Check-Ins 1st Sep 2016

The check-in process is much more complex than you might imagine. It’s imperative that nothing in the process is missed or it could leave you exposed, and with no leg to stand on if you want to try and recoup costs from the deposit, or take any legal action against your tenant during or after the tenancy.

Prior to check in it is important to ensure that your property is spotless and well presented (internally and externally), and any necessary repairs have been seen to. You want your tenant to look after your property as if it were their own, therefore give them a good starting point to work from. It is essential you ensure all property regulations are being met, as there are hefty fines and criminal charges for non-compliance. The Key Place deals with all of this for our fully managed landlords.

I frequently reference inventories in The Key Place newsletters, and for good reason. The deposit is by law the tenant’s money. It does not belong to the landlord and should be returned to the tenant in full at the end of the tenancy. The landlord / agent needs to request deductions at the end of the tenancy if warranted. The tenant is seen as innocent, unless the landlord can prove otherwise.

The inventory ensures that any damage done during the tenancy can be clearly identified, and as such offers a level of protection to both parties. In practice, inventories are essential in order to provide evidence regarding the condition of the property and its contents at the start of a tenancy. Without an inventory, it is very unlikely a landlord would be awarded money from the deposit scheme to cover damage, cleaning costs, missing items etc. At check-out, the landlord / agent will establish whether any deductions are necessary. If possible, these should be agreed there and then with the tenant, as this may avoid going through a lengthy deposit dispute process later. The Key Place uses bespoke inventory software to provide detailed and accurate inventories embedded with photographs.

And so it’s move in day for the very excited tenants. However before giving out keys, it is essential that the deposit and rent are paid in full (The Key Place collects these on, or usually in advance of, check in day and issues a Standing Order mandate for future payments). There is then a huge amount of paperwork that needs to be completed. Current requirements are for all tenants to sign an AT5, a Tenancy Agreement, and a Tenant Information Pack (TIP) enclosing required safety certificates. This is not a straightforward process, as the AT5s MUST be signed prior to any signing of the Tenancy Agreements. The time of signing must be recorded. Moving onto the Tenancy Agreement, all pages must be signed as being read, and all signatures must be witnessed by the landlord or letting agent.
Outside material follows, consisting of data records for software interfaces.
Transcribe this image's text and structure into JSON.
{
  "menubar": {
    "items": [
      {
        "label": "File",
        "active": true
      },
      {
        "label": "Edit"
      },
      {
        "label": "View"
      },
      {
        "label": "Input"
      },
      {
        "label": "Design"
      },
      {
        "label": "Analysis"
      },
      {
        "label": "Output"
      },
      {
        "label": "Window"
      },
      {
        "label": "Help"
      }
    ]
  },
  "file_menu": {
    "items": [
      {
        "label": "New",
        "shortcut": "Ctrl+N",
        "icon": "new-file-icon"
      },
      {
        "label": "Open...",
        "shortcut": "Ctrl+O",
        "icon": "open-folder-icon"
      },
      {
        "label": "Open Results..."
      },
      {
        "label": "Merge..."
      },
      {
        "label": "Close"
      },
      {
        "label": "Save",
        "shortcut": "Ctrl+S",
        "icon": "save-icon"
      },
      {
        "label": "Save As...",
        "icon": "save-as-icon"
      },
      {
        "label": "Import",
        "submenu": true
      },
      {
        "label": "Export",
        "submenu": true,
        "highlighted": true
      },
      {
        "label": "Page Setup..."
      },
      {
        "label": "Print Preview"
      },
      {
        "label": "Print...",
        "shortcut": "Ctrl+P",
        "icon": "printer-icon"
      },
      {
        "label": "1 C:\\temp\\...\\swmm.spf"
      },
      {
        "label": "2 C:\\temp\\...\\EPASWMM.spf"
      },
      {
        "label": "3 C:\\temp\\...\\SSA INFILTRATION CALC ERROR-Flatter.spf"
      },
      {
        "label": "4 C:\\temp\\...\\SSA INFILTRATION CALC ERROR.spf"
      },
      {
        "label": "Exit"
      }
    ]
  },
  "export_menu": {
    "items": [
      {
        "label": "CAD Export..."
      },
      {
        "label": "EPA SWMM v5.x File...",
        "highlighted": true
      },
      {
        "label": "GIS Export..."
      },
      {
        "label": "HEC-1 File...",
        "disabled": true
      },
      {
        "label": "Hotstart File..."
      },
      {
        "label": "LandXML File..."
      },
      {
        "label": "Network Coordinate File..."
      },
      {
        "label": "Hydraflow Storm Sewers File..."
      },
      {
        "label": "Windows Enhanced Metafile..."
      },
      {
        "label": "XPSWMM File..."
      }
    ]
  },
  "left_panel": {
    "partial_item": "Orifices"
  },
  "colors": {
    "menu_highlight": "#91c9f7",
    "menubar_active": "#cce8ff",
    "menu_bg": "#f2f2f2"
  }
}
If there are guarantors, they have to also sign the Tenancy Agreement. The Key Place sends the Tenancy Agreement to tenants/ guarantors in advance of check in to give them a chance to read it. Again the TIP must be signed and witnessed. If any of this is not done correctly, it will not hold up if, for any reason, you need to take legal action against your tenant. Housing benefit tenants carry their own requirements, for example Tenancy Agreements must be signed and stamped by the Council in order for payments to start.

Going back to the inventory, the majority of our landlords agree to us producing a detailed inventory for them. There are options of landlords producing their own inventory if they are confident with deposit scheme requirements, or having no inventory (a very high risk option as money cannot be recouped from the deposit if needs be at the end of the tenancy). If landlords do their own inventory, a copy of this should be given to the letting agent, so that it can be passed on to the tenant at check-in. Tenants have 7 days in which to come back with any comments.

Keys must be signed for by tenants and copies of all paperwork must be given to the tenants.

The Key Place gives all tenants a set of information notes at check in, which provides information about things like condensation, cleaning and gas safety. Some of our landlords produce helpful notes about their property for the tenants, with details about heating and alarm systems, where the stopcock and fuse box is etc.

After the above check in process is complete, The Key Place will inform utility suppliers and the council, giving tenant details, move in dates and meter readings where appropriate. The first inspection date will be logged in our diary.

The Key Place staff work from detailed checklists to ensure none of these steps are missed. This thorough process ensures tenants and landlords know where they stand, allowing the tenancy to get off on a good foot.

If you don’t feel confident in following this time consuming process yourself then get in touch with The Key Place now. We would be delighted to discuss our fully managed service with you.